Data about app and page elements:
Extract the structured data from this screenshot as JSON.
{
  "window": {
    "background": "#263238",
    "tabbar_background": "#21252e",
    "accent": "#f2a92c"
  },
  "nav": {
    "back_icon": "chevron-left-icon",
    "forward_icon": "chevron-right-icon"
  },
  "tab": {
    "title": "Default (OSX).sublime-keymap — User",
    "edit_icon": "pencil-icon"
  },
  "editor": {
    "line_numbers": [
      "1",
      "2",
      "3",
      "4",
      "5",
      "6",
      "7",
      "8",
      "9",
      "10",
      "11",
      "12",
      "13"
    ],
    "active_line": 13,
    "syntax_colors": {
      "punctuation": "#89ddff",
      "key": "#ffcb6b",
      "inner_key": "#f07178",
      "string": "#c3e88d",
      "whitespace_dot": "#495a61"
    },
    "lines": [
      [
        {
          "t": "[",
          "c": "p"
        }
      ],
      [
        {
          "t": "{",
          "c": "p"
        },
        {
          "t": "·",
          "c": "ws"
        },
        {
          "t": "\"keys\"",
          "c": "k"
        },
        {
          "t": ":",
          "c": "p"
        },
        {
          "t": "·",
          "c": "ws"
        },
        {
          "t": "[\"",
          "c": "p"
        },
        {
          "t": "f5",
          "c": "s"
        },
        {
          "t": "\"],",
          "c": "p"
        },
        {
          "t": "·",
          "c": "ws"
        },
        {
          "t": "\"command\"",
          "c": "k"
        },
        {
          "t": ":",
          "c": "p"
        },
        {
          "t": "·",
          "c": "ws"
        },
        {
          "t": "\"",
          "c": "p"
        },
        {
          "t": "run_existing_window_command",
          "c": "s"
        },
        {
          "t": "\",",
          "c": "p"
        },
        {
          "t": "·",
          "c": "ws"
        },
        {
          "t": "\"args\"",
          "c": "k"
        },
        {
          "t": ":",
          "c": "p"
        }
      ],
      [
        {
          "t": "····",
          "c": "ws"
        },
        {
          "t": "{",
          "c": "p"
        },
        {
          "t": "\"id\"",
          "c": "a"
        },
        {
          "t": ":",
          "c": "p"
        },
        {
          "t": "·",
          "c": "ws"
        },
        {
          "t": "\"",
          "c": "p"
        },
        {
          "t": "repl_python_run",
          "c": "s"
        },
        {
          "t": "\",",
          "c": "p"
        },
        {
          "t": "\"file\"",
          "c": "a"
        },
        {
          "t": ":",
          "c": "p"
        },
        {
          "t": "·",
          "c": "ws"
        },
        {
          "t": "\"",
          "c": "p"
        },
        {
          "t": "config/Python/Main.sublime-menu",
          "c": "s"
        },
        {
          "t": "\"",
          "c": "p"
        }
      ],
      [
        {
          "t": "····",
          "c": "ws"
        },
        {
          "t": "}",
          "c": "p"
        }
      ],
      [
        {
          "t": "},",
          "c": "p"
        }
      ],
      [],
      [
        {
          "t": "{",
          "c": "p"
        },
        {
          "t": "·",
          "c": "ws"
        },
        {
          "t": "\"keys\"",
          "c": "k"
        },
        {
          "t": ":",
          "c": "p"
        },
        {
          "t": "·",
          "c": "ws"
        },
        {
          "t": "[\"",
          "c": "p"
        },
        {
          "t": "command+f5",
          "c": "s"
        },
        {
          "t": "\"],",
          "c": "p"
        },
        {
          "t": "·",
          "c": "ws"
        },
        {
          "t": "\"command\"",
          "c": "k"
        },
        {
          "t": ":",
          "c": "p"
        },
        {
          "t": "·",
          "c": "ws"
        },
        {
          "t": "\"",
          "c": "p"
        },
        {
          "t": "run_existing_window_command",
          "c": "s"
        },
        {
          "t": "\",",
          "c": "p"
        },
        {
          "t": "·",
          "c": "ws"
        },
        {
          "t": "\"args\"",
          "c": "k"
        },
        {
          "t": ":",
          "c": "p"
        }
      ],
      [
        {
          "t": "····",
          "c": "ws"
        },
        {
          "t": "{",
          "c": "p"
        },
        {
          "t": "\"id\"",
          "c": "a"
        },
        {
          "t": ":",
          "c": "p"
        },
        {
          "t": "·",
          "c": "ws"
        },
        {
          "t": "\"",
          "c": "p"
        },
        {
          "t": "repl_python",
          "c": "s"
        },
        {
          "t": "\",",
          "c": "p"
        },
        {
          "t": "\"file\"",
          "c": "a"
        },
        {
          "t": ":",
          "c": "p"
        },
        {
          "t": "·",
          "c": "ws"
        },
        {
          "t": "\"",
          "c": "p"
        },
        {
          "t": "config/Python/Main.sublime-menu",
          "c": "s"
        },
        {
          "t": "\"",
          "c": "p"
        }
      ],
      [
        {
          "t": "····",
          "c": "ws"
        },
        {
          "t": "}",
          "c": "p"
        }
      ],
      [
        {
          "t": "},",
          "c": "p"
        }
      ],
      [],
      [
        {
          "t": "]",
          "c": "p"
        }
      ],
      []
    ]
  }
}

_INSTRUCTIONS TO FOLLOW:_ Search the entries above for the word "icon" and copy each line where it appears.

_WRITTEN REPLY:_
    "back_icon": "chevron-left-icon",
    "forward_icon": "chevron-right-icon"
    "edit_icon": "pencil-icon"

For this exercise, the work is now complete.